 Figure 3: A comparison of the propagation delay at 0° (at left in the lower trace) and at 25°C (to the right in the lower trace)
The next set of measurements, taken at 0°C, appears in Figure 3. Trace M1 contains the data taken at 25°C earlier. Trace F1, which appears above trace M1, shows that the propagation delay taken at 0°C has shifted to a lower value. The average value, or mean, has shifted from 130 ns to 127.7 ns as shown in the statistical parameter readings. In addition, the shape of the distribution has narrowed as indicated by the decrease in standard deviation from 355 to 318 ps. This shows a reduction in the spread of the measurement values. These represent only two of the possible choices for the analysis of parameter values (see below for a complete list).

Here, then, is an example of how histograms might be used to characterize component specifications under selected conditions. It's quite useful in cases where the component manufacturer has not characterized the device under specific conditions required by a given application. Moreover, you have the ability to display and compare data taken at different times and under different conditions.

Here is a full list of histogram parameters available on most Teledyne LeCroy oscilloscopes:

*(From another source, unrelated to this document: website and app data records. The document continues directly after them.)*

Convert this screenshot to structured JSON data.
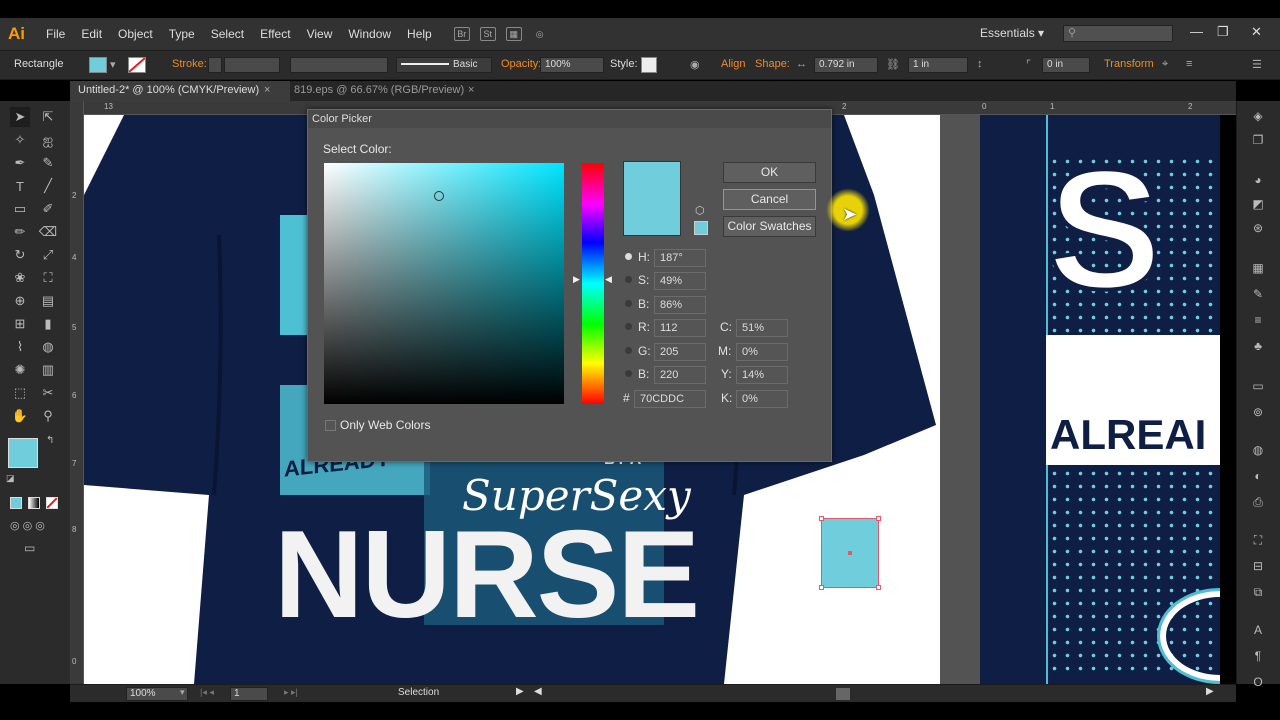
{
  "app": {
    "logo": "Ai",
    "menu": [
      "File",
      "Edit",
      "Object",
      "Type",
      "Select",
      "Effect",
      "View",
      "Window",
      "Help"
    ],
    "workspace": "Essentials",
    "window_controls": [
      "minimize",
      "restore",
      "close"
    ]
  },
  "control_bar": {
    "object_type": "Rectangle",
    "stroke_label": "Stroke:",
    "stroke_profile": "Basic",
    "opacity_label": "Opacity:",
    "opacity_value": "100%",
    "style_label": "Style:",
    "align_label": "Align",
    "shape_label": "Shape:",
    "width_value": "0.792 in",
    "height_value": "1 in",
    "corner_value": "0 in",
    "transform_label": "Transform"
  },
  "tabs": [
    {
      "label": "Untitled-2* @ 100% (CMYK/Preview)",
      "active": true
    },
    {
      "label": "819.eps @ 66.67% (RGB/Preview)",
      "active": false
    }
  ],
  "rulers": {
    "top": [
      "13",
      "0",
      "1",
      "2",
      "3",
      "0",
      "1",
      "2"
    ],
    "left": [
      "2",
      "3",
      "4",
      "5",
      "6",
      "7",
      "8",
      "9",
      "0"
    ]
  },
  "artwork": {
    "shirt_text_main": "NURSE",
    "shirt_text_script": "SuperSexy",
    "shirt_text_small": "BY A",
    "shirt_text_already": "ALREADY",
    "right_text_big": "S",
    "right_text_already": "ALREAI",
    "shirt_color": "#0f1e44",
    "selected_rect_fill": "#70cddc"
  },
  "color_picker": {
    "title": "Color Picker",
    "select_label": "Select Color:",
    "ok_label": "OK",
    "cancel_label": "Cancel",
    "swatches_label": "Color Swatches",
    "only_web_label": "Only Web Colors",
    "current_color": "#70cddc",
    "fields": {
      "H": "187°",
      "S": "49%",
      "B": "86%",
      "R": "112",
      "G": "205",
      "Bv": "220",
      "hex": "70CDDC",
      "C": "51%",
      "M": "0%",
      "Y": "14%",
      "K": "0%"
    },
    "labels": {
      "H": "H:",
      "S": "S:",
      "B": "B:",
      "R": "R:",
      "G": "G:",
      "Bv": "B:",
      "hash": "#",
      "C": "C:",
      "M": "M:",
      "Y": "Y:",
      "K": "K:"
    }
  },
  "status_bar": {
    "zoom": "100%",
    "artboard": "1",
    "tool_status": "Selection"
  },
  "toolbar": {
    "fill_color": "#70cddc"
  }
}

• FWMH: Full width (of largest peak) at half of maximum bin
• FWxx: Full width (of largest peak) at xx% of maximum bin
• Hist ampl: Histogram amplitude between two largest peaks
• Hist base: Histogram base or leftmost of two largest peaks
• Hist max pop: Population of most populated bin in histogram
• Hist maximum: Highest data value in histogram
• Hist mean: Average of data values in histogram
• Hist median: Median data value of histogram
• Hist mid: Mid of peak-to-peak range
• Hist minimum: Lowest data value in histogram
• Hist mode: Data value of most populated bin in histogram
• Hist pop@x: Population at a bin for specified horizontal location
• Hist range: Difference between highest and lowest data values
• Hist rms: RMS value of data in histogram
• Hist sdev: Standard deviation of data values in histogram
• Hist top: Histogram top or rightmost of two largest peaks
• Hist X@peak: X-axis position of specified largest peak
• Peaks: Number of peaks in histogram
• Percentile: Horizontal data value that divides a histogram so that the population to the left is xx% of the total
• Total pop: Total population in histogram